The trial of 31 suspects, 22 of whom are under arrest and one a fugitive, at the Istanbul court on Monday and yesterday was held to allow suspects to give their testimonies. The indictment accuses the suspects of trying to topple the constitutional order, the Parliament and the government and membership of an armed terrorist group. The indictment outlines how Zaman employees took the lead in attacking the government, staring from mid-2013, and took active part in the December 2013 judicial coup attempt, which involved spurious corruption accusations made against senior government officials by the use of tampered evidence.
FETÖ, led by fugitive Fetullah Gülen, infiltrated state institutions over decades, starting from the 1970s. By the 2000s, it had come to dominate many state institutions, especially the judiciary, police and the military, which it used for its own nefarious purposes.
Meanwhile, businessmen recruited provided financial backing to FETÖ, as well as members who were obligated to put aside a significant portion of their wages for the cult. FETÖ members are also known to have established charter schools in the U.S. and syphoning federal funds to its network. The FBI is currently investigating several charter schools for money laundering and other criminal activities.
These funds were used to create an enormous media empire, of which Zaman was the crown jewel.
One suspect, Şahin Alpay testified at the court on Monday, dismissing accusations that he was part of FETÖ. He said the reason why he worked at Zaman as a columnist was because no other newspaper would hire him. "I wanted to share my opinions and needed the money," he said.
He said he had believed the Gülen movement was based on the Sufi beliefs of Anatolia and established it network of schools, companies and associations to work for world peace and believed claims that the cult supported rights, freedoms, rule of law and liberal secular beliefs.

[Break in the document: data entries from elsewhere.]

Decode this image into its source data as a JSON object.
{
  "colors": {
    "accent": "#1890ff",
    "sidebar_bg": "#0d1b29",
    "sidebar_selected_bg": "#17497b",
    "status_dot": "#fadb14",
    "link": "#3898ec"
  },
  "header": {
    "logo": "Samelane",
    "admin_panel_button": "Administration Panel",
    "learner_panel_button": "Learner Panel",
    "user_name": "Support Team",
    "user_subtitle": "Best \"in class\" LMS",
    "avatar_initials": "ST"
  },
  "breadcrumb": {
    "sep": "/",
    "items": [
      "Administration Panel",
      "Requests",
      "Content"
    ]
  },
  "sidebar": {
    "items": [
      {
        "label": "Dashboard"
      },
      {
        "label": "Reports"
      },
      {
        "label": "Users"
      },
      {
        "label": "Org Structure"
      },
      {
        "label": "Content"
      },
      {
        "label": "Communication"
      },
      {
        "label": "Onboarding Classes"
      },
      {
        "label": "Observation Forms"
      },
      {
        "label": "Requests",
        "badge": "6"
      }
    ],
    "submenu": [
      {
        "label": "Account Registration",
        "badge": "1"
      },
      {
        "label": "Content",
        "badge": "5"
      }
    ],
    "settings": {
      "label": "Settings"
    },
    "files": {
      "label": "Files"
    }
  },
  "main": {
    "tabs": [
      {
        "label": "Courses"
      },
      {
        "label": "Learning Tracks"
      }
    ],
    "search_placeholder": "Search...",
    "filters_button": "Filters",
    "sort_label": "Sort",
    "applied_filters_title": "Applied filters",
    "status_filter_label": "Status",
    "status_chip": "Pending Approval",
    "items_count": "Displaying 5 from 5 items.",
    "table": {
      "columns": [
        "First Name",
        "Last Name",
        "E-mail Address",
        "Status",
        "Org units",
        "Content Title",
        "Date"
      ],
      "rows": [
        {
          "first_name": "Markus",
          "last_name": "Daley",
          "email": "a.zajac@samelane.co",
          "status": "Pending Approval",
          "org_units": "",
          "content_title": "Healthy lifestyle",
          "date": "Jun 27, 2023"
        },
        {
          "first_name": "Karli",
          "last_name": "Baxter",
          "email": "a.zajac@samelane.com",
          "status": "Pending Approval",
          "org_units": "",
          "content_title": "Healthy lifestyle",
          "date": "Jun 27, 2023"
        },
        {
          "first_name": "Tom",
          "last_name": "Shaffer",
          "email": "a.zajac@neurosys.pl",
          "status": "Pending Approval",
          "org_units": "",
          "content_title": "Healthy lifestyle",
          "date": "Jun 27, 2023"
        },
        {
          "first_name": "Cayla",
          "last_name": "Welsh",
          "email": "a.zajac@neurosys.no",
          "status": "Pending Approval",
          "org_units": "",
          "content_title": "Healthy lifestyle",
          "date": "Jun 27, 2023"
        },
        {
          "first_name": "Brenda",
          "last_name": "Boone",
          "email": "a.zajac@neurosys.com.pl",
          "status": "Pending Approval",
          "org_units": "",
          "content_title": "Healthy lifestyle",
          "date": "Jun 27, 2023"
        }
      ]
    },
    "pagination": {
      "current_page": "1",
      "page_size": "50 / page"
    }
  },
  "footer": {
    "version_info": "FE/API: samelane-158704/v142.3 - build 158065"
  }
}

"My disappointment with the Gülen movement began with the military coup on July 15, 2016. I must admit that I had no idea the movement was involved in anything illegal until then." He said FETÖ's involvement in the coup would be revealed through court decision but all signs since July 15, 2016 had created an enormous sense of disappointment with the movement, Alpay said. "I condemn the July 16 coup attempt. I was mistaken not to have seen the dark side of the movement." He said he was innocent of all charges.

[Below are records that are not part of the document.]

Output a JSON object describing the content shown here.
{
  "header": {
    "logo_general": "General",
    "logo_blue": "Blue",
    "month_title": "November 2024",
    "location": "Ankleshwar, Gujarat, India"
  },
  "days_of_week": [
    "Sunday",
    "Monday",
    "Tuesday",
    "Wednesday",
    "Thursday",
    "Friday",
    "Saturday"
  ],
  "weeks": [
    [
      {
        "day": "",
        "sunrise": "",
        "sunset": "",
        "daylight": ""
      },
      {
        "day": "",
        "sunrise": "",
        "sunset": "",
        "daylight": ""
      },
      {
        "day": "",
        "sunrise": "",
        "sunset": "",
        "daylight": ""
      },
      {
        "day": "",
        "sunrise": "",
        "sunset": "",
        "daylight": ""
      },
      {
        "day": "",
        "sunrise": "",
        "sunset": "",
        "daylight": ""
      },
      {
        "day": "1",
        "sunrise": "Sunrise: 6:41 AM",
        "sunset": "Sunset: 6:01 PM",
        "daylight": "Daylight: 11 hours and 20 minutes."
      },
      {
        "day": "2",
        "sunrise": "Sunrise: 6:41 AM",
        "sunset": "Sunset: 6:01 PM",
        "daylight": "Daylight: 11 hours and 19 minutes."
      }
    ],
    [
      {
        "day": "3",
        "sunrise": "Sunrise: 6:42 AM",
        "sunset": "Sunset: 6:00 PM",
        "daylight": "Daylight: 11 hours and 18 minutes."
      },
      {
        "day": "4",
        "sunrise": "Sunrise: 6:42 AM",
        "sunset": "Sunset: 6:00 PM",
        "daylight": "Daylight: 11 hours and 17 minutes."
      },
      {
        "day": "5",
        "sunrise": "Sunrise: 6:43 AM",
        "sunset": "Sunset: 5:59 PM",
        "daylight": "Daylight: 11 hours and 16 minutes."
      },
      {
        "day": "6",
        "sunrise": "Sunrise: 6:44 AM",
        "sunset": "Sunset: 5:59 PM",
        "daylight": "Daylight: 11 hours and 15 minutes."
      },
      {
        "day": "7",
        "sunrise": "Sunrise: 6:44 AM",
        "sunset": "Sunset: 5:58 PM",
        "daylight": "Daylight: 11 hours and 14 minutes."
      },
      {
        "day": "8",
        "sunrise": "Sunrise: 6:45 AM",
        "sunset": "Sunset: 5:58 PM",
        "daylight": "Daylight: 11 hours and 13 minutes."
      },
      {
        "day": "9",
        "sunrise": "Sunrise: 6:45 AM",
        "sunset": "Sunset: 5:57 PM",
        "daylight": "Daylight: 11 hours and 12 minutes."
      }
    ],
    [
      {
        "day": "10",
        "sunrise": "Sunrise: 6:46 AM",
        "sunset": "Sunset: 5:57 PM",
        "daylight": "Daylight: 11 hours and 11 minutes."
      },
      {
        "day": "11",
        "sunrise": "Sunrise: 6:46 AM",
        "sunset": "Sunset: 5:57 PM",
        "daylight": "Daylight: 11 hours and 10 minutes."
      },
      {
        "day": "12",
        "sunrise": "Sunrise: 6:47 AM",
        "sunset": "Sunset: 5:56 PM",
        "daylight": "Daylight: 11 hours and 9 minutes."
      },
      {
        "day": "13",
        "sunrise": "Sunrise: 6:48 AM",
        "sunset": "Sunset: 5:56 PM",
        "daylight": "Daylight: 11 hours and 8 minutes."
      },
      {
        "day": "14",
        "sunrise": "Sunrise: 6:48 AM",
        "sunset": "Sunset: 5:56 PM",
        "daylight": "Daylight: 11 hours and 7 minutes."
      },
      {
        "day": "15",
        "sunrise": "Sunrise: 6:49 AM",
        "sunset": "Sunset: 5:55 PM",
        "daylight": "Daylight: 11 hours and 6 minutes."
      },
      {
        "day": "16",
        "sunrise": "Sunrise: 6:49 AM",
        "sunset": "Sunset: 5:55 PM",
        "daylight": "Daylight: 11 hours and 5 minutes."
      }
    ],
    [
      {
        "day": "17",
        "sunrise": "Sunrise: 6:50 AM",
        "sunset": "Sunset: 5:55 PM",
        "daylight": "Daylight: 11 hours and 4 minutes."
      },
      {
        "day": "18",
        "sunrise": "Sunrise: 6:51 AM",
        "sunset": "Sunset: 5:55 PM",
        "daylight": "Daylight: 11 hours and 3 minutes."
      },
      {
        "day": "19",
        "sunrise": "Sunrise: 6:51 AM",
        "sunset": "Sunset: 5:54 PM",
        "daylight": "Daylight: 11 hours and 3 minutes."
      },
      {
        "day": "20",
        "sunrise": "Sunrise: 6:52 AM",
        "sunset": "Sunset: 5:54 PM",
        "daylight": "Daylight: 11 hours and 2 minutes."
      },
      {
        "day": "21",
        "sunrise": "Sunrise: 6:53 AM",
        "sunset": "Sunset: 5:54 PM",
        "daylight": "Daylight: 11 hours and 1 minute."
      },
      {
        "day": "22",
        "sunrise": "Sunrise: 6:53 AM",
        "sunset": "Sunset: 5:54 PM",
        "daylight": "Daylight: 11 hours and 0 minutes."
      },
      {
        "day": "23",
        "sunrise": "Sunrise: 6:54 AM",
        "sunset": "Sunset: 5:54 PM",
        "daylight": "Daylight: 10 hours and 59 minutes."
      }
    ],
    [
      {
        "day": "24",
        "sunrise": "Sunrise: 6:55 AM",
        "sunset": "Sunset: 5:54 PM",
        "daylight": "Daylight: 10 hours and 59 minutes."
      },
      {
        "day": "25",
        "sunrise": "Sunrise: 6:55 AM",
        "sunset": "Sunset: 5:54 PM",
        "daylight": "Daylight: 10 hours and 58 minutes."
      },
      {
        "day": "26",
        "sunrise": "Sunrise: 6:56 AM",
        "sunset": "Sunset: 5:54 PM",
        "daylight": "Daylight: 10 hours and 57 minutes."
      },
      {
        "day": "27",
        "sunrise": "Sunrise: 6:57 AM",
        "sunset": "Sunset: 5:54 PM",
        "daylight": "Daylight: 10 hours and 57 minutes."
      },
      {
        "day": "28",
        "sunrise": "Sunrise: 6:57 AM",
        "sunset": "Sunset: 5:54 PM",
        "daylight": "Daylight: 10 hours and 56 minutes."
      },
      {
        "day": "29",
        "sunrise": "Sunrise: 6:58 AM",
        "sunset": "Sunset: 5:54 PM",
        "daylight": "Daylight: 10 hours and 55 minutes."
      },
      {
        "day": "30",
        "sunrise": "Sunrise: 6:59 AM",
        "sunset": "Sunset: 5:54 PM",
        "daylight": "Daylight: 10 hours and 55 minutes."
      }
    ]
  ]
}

Another columnist who testified was Müztazer Türköne, who rejected all charges, claiming to have been among the leading anti-coup individuals in Turkey. Türköne commended the Turkish people for fighting against the military coup attempt on July 15, 2016. "I know the cost of a coup. That's why no one can accuse me of being a coup plotter. If anyone's bust is to be erected, it needs to be mine."
Another columnist Ali Bulaç also denied the charges, describing FETÖ as a delicately gilded vase that was dropped on the floor on July 15, 2016 and broke, spilling out all kinds of disgusting crimes, activities and other shameful acts.

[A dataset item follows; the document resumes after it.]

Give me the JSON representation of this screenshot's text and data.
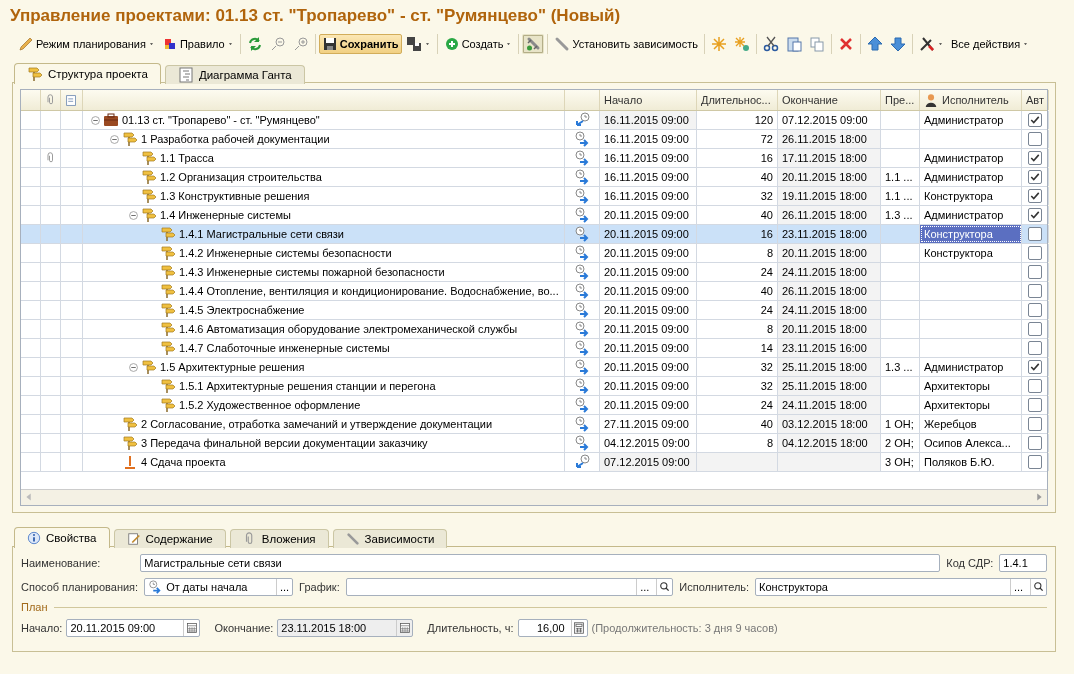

He said the movement was poisoned by the power it accumulated. He accused Gülen and his executives of creating an aura of sanctity, tricking and victimizing disciples. Bulaç said he protected the democratically-elected government, refusing to join FETÖ's attacks. "Many executives of Gülen's media collected all their belongings beforehand and escaped. Those left behind had no idea what was going on."
Many executives of FETÖ-linked media, including Zaman's Editor-in-Chief Ekrem Dumanlı, remain fugitives and are believed to have escaped overseas.